Even now you’re often called ‘Walking In The Air singer Aled Jones’. How do you feel about that?
“That will never change. There was a time when my mates would put it on jukeboxes and laugh when it came on in department stores, but I’m an old man now so I can front it out quite well. It feels like it was somebody else who did it – it was 35 years ago this year.”
A lot of child stars struggle to translate their success into adulthood. How did you manage it?
“To be honest, I don’t know. Foolishly, I didn’t have anything else to fall back on, and I knew if I was going to carry on singing in the public eye, I wanted to be trained, so I went to the Royal Academy of Music. That way, at least if someone reviewed me, they’d have to say I was trained rubbish, not just little Aled Jones resting on his laurels.
“Terry Wogan was my ‘radio dad’ and a real mentor to me, and he always told me to spread myself out as much as possible.

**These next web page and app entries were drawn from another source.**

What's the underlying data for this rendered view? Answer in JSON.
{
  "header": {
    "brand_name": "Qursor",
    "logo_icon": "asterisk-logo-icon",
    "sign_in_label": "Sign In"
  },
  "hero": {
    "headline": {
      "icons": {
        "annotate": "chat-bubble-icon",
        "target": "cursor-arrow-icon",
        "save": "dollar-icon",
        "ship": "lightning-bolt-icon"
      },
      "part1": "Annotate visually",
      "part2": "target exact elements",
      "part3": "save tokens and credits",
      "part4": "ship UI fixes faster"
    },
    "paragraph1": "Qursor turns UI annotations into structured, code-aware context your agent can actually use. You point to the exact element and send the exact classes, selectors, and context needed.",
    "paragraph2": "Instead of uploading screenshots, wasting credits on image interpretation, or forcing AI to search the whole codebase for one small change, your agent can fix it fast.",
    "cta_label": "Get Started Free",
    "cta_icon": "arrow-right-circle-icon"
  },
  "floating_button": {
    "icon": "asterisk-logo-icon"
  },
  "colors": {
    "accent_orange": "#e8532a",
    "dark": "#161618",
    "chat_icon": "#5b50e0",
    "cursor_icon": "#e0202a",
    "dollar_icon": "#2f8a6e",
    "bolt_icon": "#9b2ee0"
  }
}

It makes it harder for people to get rid of you.”
Do you ever regret not having a so-called ‘normal childhood’?
“I don’t know if there’s such thing as normal teenage years. I think I managed to balance both worlds – I was the idiot that turned down Johnny Carson in America, because I wanted to play a football match at my local comprehensive. As long as you enjoy what you’re doing and keep your feet on the ground, I don’t think there’s a problem with performing as a youngster.”

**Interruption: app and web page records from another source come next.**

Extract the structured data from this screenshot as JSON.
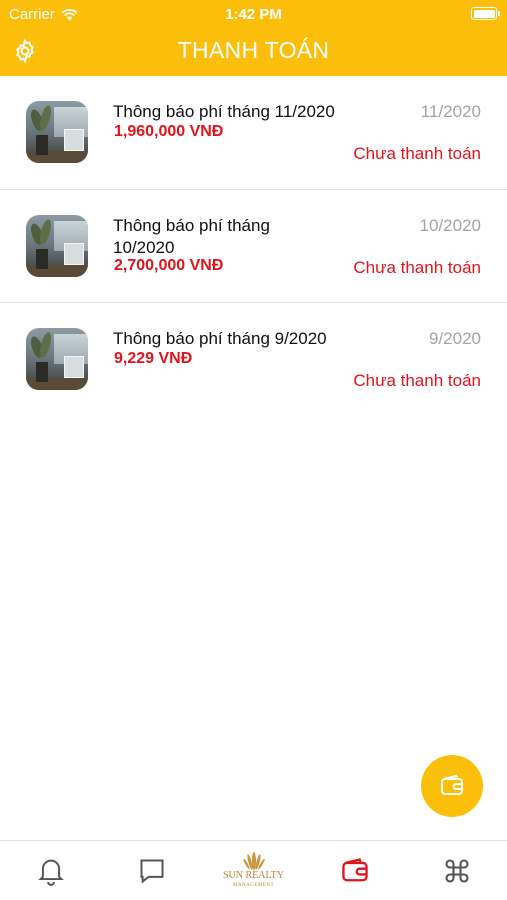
{
  "status_bar": {
    "carrier": "Carrier",
    "time": "1:42 PM"
  },
  "header": {
    "title": "THANH TOÁN",
    "settings_icon": "gear-icon"
  },
  "payments": [
    {
      "title": "Thông báo phí tháng 11/2020",
      "amount": "1,960,000 VNĐ",
      "period": "11/2020",
      "status": "Chưa thanh toán"
    },
    {
      "title": "Thông báo phí tháng 10/2020",
      "amount": "2,700,000 VNĐ",
      "period": "10/2020",
      "status": "Chưa thanh toán"
    },
    {
      "title": "Thông báo phí tháng 9/2020",
      "amount": "9,229 VNĐ",
      "period": "9/2020",
      "status": "Chưa thanh toán"
    }
  ],
  "fab": {
    "icon": "wallet-icon"
  },
  "tabbar": {
    "tabs": [
      {
        "icon": "bell-icon",
        "active": false
      },
      {
        "icon": "chat-icon",
        "active": false
      },
      {
        "icon": "sun-realty-logo",
        "logo_text": "SUN REALTY",
        "logo_sub": "MANAGEMENT",
        "active": false
      },
      {
        "icon": "wallet-icon",
        "active": true
      },
      {
        "icon": "command-icon",
        "active": false
      }
    ]
  },
  "colors": {
    "accent": "#fbbf0b",
    "alert_red": "#e0141b",
    "muted_gray": "#a3a3a3",
    "inactive_icon": "#555555",
    "active_tab": "#e0141b"
  }
}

How keenly do you feel your affinity with Bangor and Wales?
“That’s who I am. Wherever I go, I sing in Welsh, I still speak Welsh to my mum and dad, and when I go back home it feels like a first language. I’m a proud Brit as well, but if you cut me in half, it says Wales.
“It’s funny how things change when you get older. When I was 16, I couldn’t wait to reach the bright lights of London, but now when I go home to Anglesey, I feel the tension drop from my shoulders. I was so lucky to be able to roam free, climb trees, play football, etc. It was a very happy childhood.”

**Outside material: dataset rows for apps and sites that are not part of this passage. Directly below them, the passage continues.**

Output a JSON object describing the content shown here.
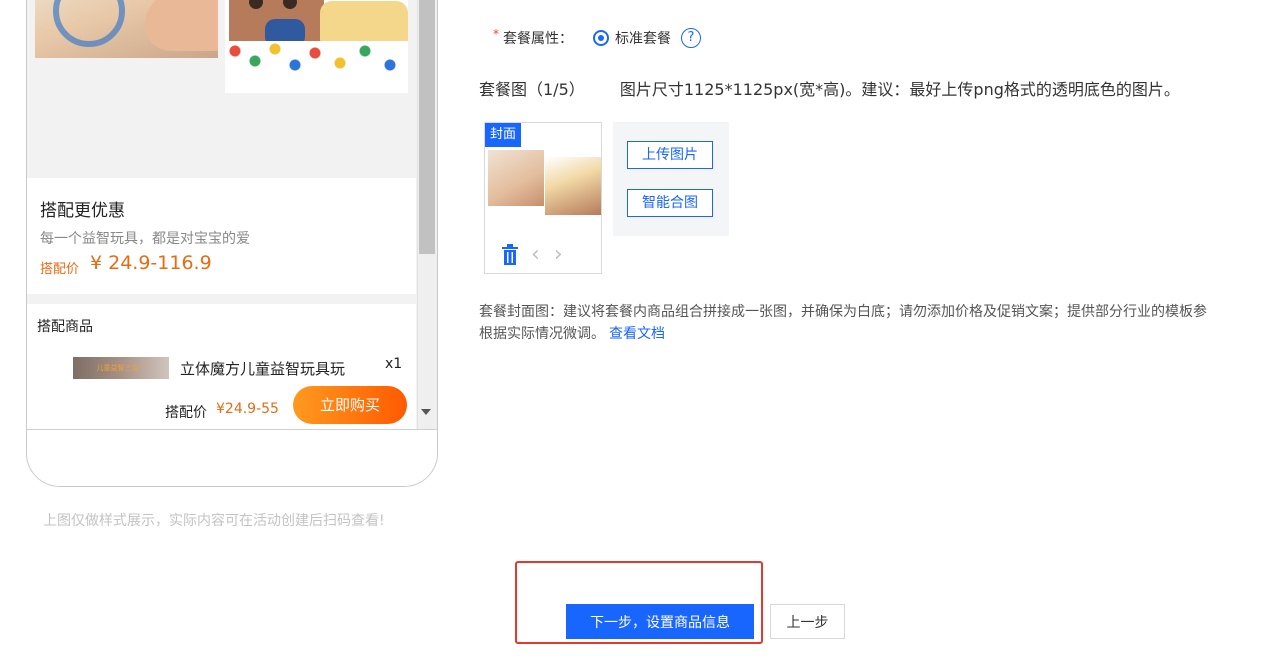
{
  "preview": {
    "promo": {
      "title": "搭配更优惠",
      "subtitle": "每一个益智玩具，都是对宝宝的爱",
      "price_label": "搭配价",
      "price": "¥ 24.9-116.9"
    },
    "items": {
      "title": "搭配商品",
      "thumb_text": "儿童益智三合一",
      "item_name": "立体魔方儿童益智玩具玩",
      "item_qty": "x1",
      "price_label": "搭配价",
      "price": "¥24.9-55",
      "buy_label": "立即购买"
    },
    "note": "上图仅做样式展示，实际内容可在活动创建后扫码查看!"
  },
  "form": {
    "attr_label": "套餐属性：",
    "attr_option": "标准套餐",
    "help_icon": "?",
    "pkg_img_title": "套餐图（1/5）",
    "pkg_img_hint": "图片尺寸1125*1125px(宽*高)。建议：最好上传png格式的透明底色的图片。",
    "cover_badge": "封面",
    "upload_btn": "上传图片",
    "smart_btn": "智能合图",
    "cover_tip_line1": "套餐封面图：建议将套餐内商品组合拼接成一张图，并确保为白底；请勿添加价格及促销文案；提供部分行业的模板参",
    "cover_tip_line2": "根据实际情况微调。",
    "doc_link": "查看文档"
  },
  "actions": {
    "next_label": "下一步，设置商品信息",
    "prev_label": "上一步"
  },
  "colors": {
    "primary": "#1966ff",
    "orange": "#e86b13",
    "highlight": "#e23a2f"
  },
  "icons": {
    "trash": "trash-icon",
    "prev": "chevron-left-icon",
    "next": "chevron-right-icon",
    "help": "help-circle-icon"
  }
}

Wales has a strong musical tradition – how did that influence your career?
“Every lesson at school was punctuated by music – even during maths, the teacher might get out a guitar and play a song that would help our times tables – and we were always encouraged to perform. There came a time as a teenager when singing was a bit ‘sissy’, but I think that’s changed now. My kids’ MP3 players have everything from Rachmaninoff to Eminem, and that’s how it should be. At the end of the day, music is music.”
How did you make the jump between singing and radio?
“Again, it’s Terry Wogan’s fault. I remember telling him I wanted his job, so one day on The Wogan Show, he got me to interview him, and it was the most cringe-worthy thing in the world. He answered every question with the words ‘Prince Philip’ in front of about 10 million people, but I enjoyed the process.
“These days I focus on long-form interviews, when it’s a one-on-one, hour-long show. I love those because there’s nowhere to hide – you have to have read the book, listened to the album, done your research.”
What’s your biggest highlight from your career?
“Having success as a boy was amazing. I travelled to places like Japan, did the Hollywood Bowl, performed with Leonard Bernstein, and sang for the Prince and Princess of Wales in their living room.
“Equally, when I came back as an adult, my first album could have been a fluke, but when my second album went to number one, then I knew I was getting a second bite of the apple.”
Where would you say you are at your happiest?
“On a beach somewhere with my family, with no one else around. I’m probably in the wrong job, because I’m insanely private, and I’m quite shy when I’m not on stage. I feel physically sick if I have to queue up for the red carpet, so I always go behind my good mate Myleene Klass, because she will obviously get into the papers ahead of me.”
Aled Jones is embarking on a 24-date tour of UK cathedrals, starting in St Albans on September 28, and ending in Bangor on October 30. Book here